- Green marijuana just can’t decarboxylate fully inthe short time it takes to cook brownies.
The end result is that brownies often have the reputation of putting people on the floor with heavy body effects. That’s because the last two factors artificially lower the amount of THC in the finished product, letting the effects of the other cannabinoids take over. And it’s not just brownies; many people know stories about friends wasting large amounts of expensive cannabis trying to make edibles that didn’t perform up to expectations.
The Secret Recipe
So, in the interest of creating better medicine, here is an effective procedure for decarboxylating cannabis in your oven, whether the final result is intended for use in mak-ing edibles, tinctures, or capsules.
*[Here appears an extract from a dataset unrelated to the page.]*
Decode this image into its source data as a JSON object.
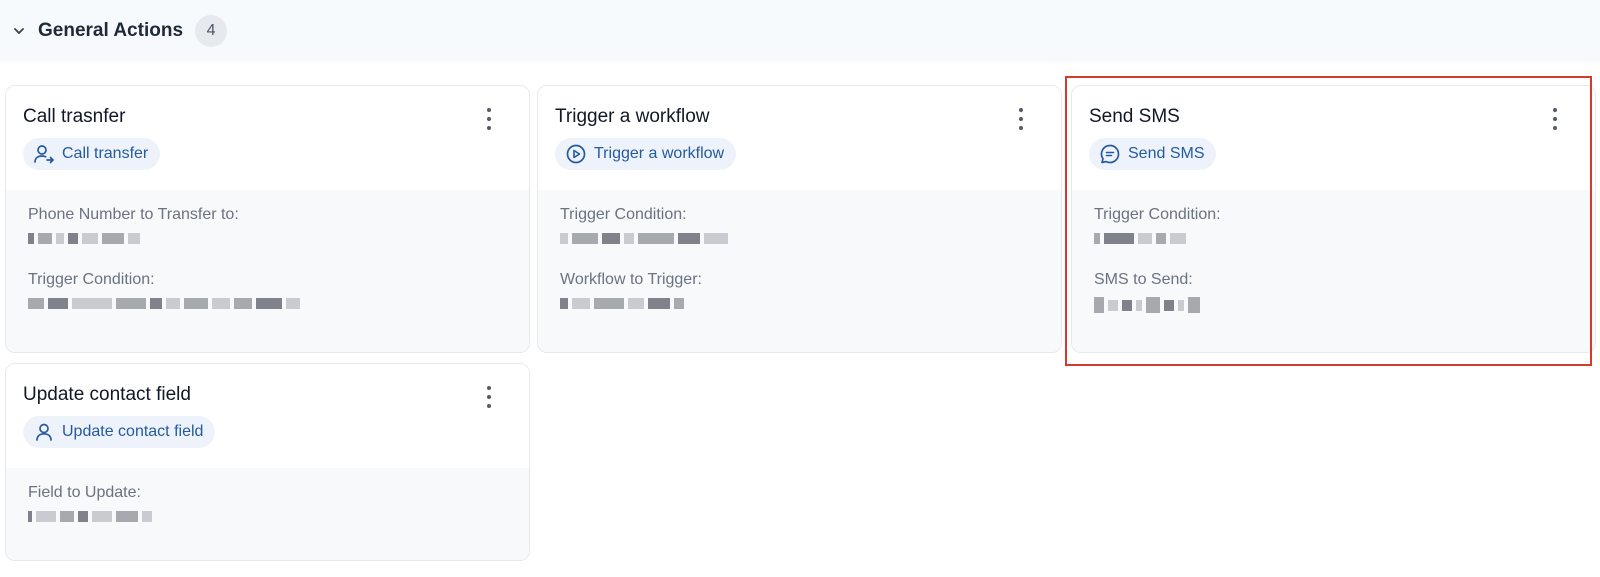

You should use a thermometer to check that the oven is actually at the temperature you set it to, before you use it for such a heat-sensitive operation.
Many people simply put their marijuana on a cookie sheet, but if you do that, you’ll be pouring crispy cannabis off a hot, flat surface, and I can almost guaran-tee you’ll be spilling some. Instead, I recommend using aluminum foil to make a kind of flat bowl with a fold-ed spout, and putting that on a cookie sheet.
Decarboxylation Bowl: Not fancy, but functional
Now preheat your oven to 225°F (105°C). You can now just heat your cannabis for 60 minutes, or use the slight-ly more complex and effective (and patented!) method of 225°F (105°C) for 15 minutes, followed by 250°F (120°C) for 60 minutes. Either way, be prepared, because your kitchen will smell like a pot party.
Take it out of the oven, let it cool for five minutes or so, and now it will be brown and brittle and very easy to grind to small particle size (more like oregano, rather than powder). You can use a regular weed or spice grinder, a mortar and pestle, or even a coffee grinder or small blender.
The result is fully activated cannabis, which can be put directly in gelatin capsules, added to recipes (preferably next to ingredients with a high fat content), or used to make cannabutter or canna oil. And because it retains all the THC of the original material as well as all the other cannabinoids, it is quite powerful.
If you use a vaporizer on a regular basis, you can use the ABV (Already Been Vaped remains, sometimes called duff) in the same manner, because vaporizing also decarboxylates. But you’ll have to use between 25% and 33% more of it to make up for the THC that’s already been vaporized.
The good news is that it will now help you twice!